The Greek word “Gethsemane” translates as “oil press” in Hebrew and probably originated with garden’s olive trees. A few of the trees are so thick and gnarled that they could conceivably be over a thousand years old; some researchers maintain that these are the original trees that witnessed Jesus’ agonizing last night on earth. Even if not quite that ancient, they are quite certainly offshoots of the olive trees which stood in the garden over 2,000 years ago.
THE CATHEDRAL OF ST. GEORGE:
Located on Nablus Road in East Jerusalem
Although only one of many churches dedicated to St. George, a second-century martyr, Jerusalem’s Cathedral of St. George is unique. Not only was the splendid neo-Gothic edifice intended as a base from which to convert Jerusalem’s nonbelievers to Christianity, but only seven years after its consecration it hosted a historic treaty between the Turks and the British.
In 1914, when Turkey and England were at war, thousands of the country’s non-Turkish residents were evicted from the Holy Land. The Turkish governor of Jerusalem seized St. George’s Cathedral, sealed off the church, and garrisoned himself and his troops inside the lovely compound.
When the tide turned in 1917, and the British conquered the Holy Land, history was made within the walls of this very same cathedral. It was here that the Turkish governor surrendered Jerusalem to British general Edmund Allenby and here the two signed a momentous peace agreement.
One wall of the church features the British royal coat of arms which, until 1948, hung in the seat of the British High Commissioner at Government House. When the British Mandate came to an end in 1948, the coat of arms was deposited here — in the last bastion of English domination over mandatory Palestine.
In Jerusalem, where Hanukkah is the major winter holiday, Christmas is barely felt. Yet for the city’s 14,000 Christians, Christmas is a very big deal.

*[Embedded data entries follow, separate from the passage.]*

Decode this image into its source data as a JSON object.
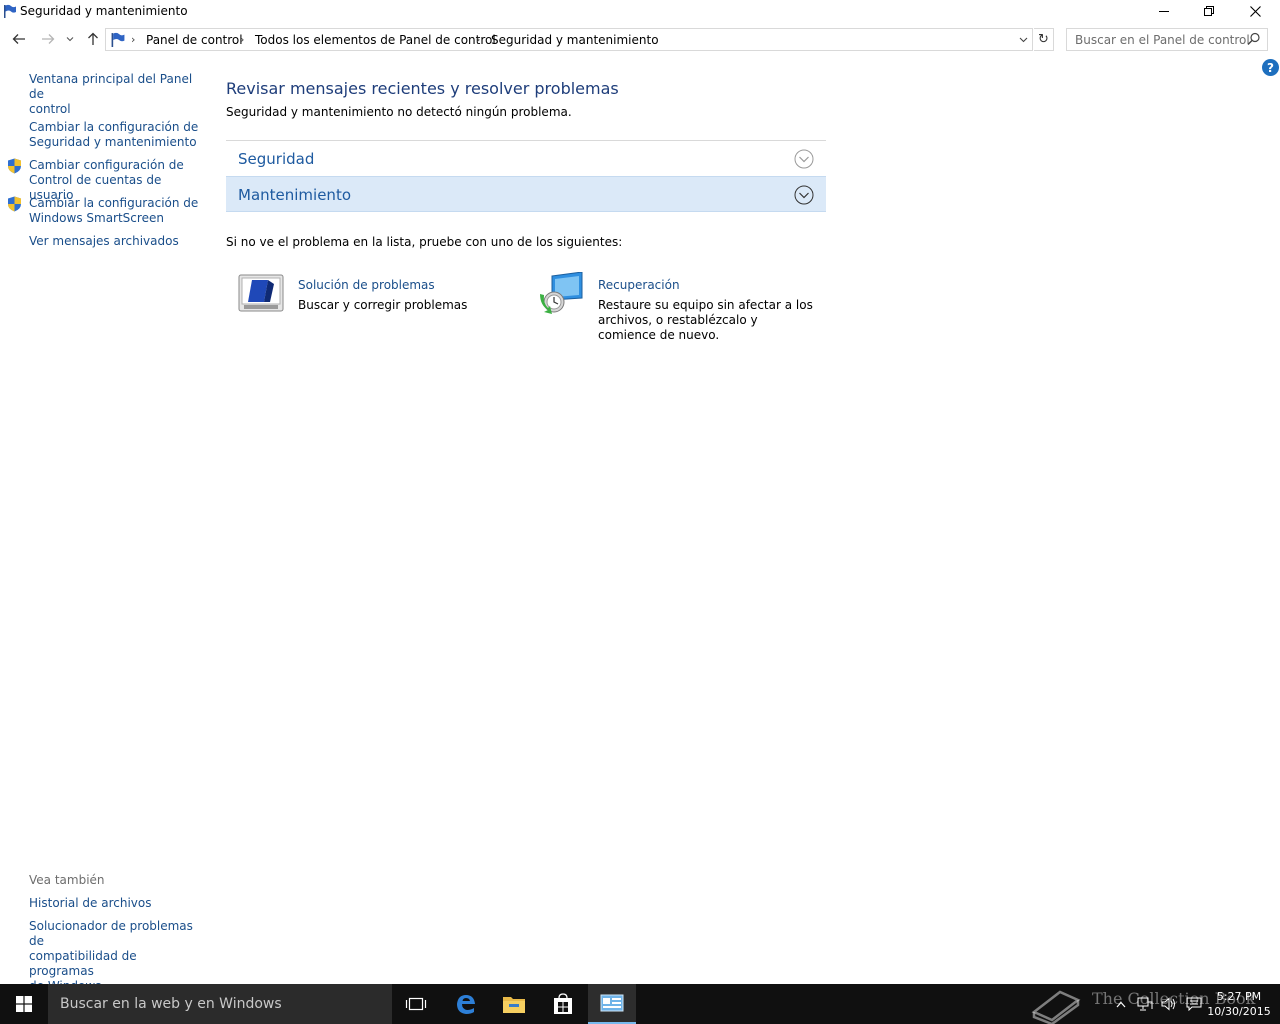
{
  "window": {
    "title": "Seguridad y mantenimiento",
    "controls": {
      "minimize": "minimize-icon",
      "maximize": "restore-icon",
      "close": "close-icon"
    }
  },
  "address": {
    "crumbs": [
      "Panel de control",
      "Todos los elementos de Panel de control",
      "Seguridad y mantenimiento"
    ],
    "search_placeholder": "Buscar en el Panel de control"
  },
  "sidebar": {
    "links": [
      {
        "label1": "Ventana principal del Panel de",
        "label2": "control",
        "shield": false
      },
      {
        "label1": "Cambiar la configuración de",
        "label2": "Seguridad y mantenimiento",
        "shield": false
      },
      {
        "label1": "Cambiar configuración de",
        "label2": "Control de cuentas de usuario",
        "shield": true
      },
      {
        "label1": "Cambiar la configuración de",
        "label2": "Windows SmartScreen",
        "shield": true
      },
      {
        "label1": "Ver mensajes archivados",
        "label2": "",
        "shield": false
      }
    ],
    "see_also_label": "Vea también",
    "see_also": [
      {
        "label1": "Historial de archivos"
      },
      {
        "label1": "Solucionador de problemas de",
        "label2": "compatibilidad de programas",
        "label3": "de Windows"
      }
    ]
  },
  "main": {
    "title": "Revisar mensajes recientes y resolver problemas",
    "status": "Seguridad y mantenimiento no detectó ningún problema.",
    "sections": [
      {
        "title": "Seguridad",
        "selected": false
      },
      {
        "title": "Mantenimiento",
        "selected": true
      }
    ],
    "hint": "Si no ve el problema en la lista, pruebe con uno de los siguientes:",
    "tasks": [
      {
        "title": "Solución de problemas",
        "desc1": "Buscar y corregir problemas",
        "desc2": "",
        "desc3": ""
      },
      {
        "title": "Recuperación",
        "desc1": "Restaure su equipo sin afectar a los",
        "desc2": "archivos, o restablézcalo y",
        "desc3": "comience de nuevo."
      }
    ]
  },
  "taskbar": {
    "search_placeholder": "Buscar en la web y en Windows",
    "clock_time": "5:27 PM",
    "clock_date": "10/30/2015",
    "watermark": "The Collection Book",
    "accent": "#76b9ed"
  },
  "colors": {
    "link": "#1a4e8a",
    "title": "#1e3d7a",
    "section_selected_bg": "#dbe9f8"
  }
}
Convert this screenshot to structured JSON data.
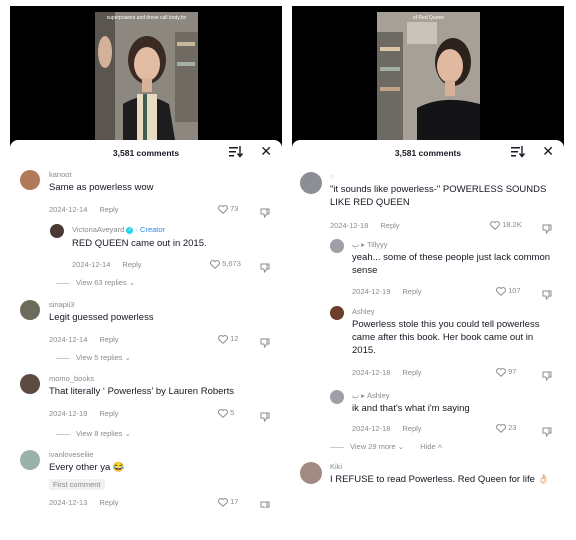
{
  "left": {
    "video_caption": "superpowers and those\ncall body,hn",
    "comment_count": "3,581 comments",
    "comments": [
      {
        "username": "kanoot",
        "text": "Same as powerless wow",
        "date": "2024-12-14",
        "reply": "Reply",
        "likes": "73"
      },
      {
        "username": "VictoriaAveyard",
        "creator_label": "Creator",
        "text": "RED QUEEN came out in 2015.",
        "date": "2024-12-14",
        "reply": "Reply",
        "likes": "5,673"
      },
      {
        "view_more": "View 63 replies"
      },
      {
        "username": "sinapii3",
        "text": "Legit guessed powerless",
        "date": "2024-12-14",
        "reply": "Reply",
        "likes": "12"
      },
      {
        "view_more": "View 5 replies"
      },
      {
        "username": "momo_books",
        "text": "That literally ‘ Powerless’ by Lauren Roberts",
        "date": "2024-12-19",
        "reply": "Reply",
        "likes": "5"
      },
      {
        "view_more": "View 8 replies"
      },
      {
        "username": "ivanloveseliie",
        "text": "Every other ya 😂",
        "badge": "First comment",
        "date": "2024-12-13",
        "reply": "Reply",
        "likes": "17"
      }
    ]
  },
  "right": {
    "video_caption": "of Red Queen",
    "comment_count": "3,581 comments",
    "comments": [
      {
        "username": "◌",
        "text": "\"it sounds like powerless-\" POWERLESS SOUNDS LIKE RED QUEEN",
        "date": "2024-12-18",
        "reply": "Reply",
        "likes": "18.2K"
      },
      {
        "username": "ب ▸ Tillyyy",
        "text": "yeah... some of these people just lack common sense",
        "date": "2024-12-19",
        "reply": "Reply",
        "likes": "107"
      },
      {
        "username": "Ashley",
        "text": "Powerless stole this you could tell powerless came after this book. Her book came out in 2015.",
        "date": "2024-12-18",
        "reply": "Reply",
        "likes": "97"
      },
      {
        "username": "ب ▸ Ashley",
        "text": "ik and that's what i'm saying",
        "date": "2024-12-18",
        "reply": "Reply",
        "likes": "23"
      },
      {
        "view_more": "View 29 more",
        "hide": "Hide"
      },
      {
        "username": "Kiki",
        "text": "I REFUSE to read Powerless. Red Queen for life 👌🏻"
      }
    ]
  },
  "colors": {
    "text": "#161823",
    "secondary": "#8a8b91",
    "creator": "#2b8cf0",
    "background": "#ffffff"
  }
}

And it doesn’t end on the 25th of December, when Catholics and Protestants celebrate Christmas: most eastern sects will observe the holiday in January.
Israelis and visitors interested in viewing Christmas decorations in the city can visit the Cathedral, which is decked out for the holiday, or wander the Christian Quarter of the Old City. For information on visiting hours in the churches and on midnight mass, browse the Christian Information Center website: http://www.cicts.org/
This article is adapted from Aviva Bar-Am’s book: Beyond the Walls: Churches of Jerusalem.
Shmuel Bar-Am is a photographer and licensed tour guide who provides private, customized tours in Israel for individuals, families and small groups. All rights reserved.